Counting task for the data below: how many lines hold the word "validation"? Answer with the number only.

┄┄┄┄┄┄┄┄┄┄

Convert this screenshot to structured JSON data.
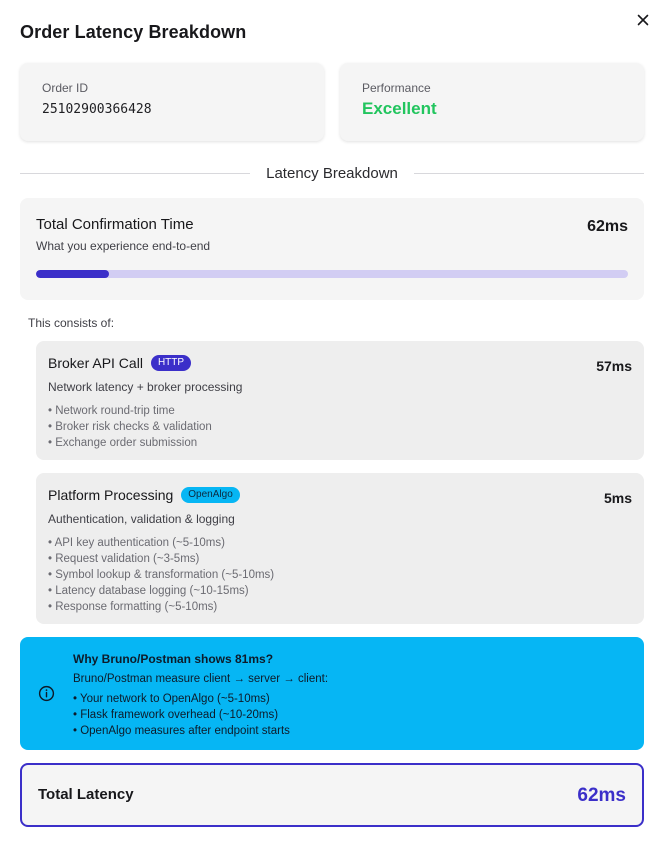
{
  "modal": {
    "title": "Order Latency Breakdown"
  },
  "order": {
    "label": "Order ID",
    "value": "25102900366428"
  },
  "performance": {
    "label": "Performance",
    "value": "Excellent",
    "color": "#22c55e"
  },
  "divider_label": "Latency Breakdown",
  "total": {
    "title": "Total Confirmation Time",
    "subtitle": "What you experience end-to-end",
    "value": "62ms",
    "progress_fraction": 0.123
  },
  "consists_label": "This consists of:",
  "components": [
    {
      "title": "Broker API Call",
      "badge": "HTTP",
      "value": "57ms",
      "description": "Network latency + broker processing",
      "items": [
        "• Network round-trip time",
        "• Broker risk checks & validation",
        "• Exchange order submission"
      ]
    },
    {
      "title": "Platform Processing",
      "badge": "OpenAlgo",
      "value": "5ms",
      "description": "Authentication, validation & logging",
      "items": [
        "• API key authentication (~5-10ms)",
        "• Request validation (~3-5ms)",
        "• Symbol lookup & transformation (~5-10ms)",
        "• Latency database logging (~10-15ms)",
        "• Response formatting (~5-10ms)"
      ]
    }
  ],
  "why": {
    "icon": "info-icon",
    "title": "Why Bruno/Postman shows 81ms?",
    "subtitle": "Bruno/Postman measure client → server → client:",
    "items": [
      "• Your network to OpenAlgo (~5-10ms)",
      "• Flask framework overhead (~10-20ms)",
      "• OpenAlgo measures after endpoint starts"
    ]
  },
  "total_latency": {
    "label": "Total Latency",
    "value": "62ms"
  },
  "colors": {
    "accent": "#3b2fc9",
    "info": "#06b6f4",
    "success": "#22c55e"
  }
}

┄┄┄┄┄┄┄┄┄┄

## TASK ANSWER
3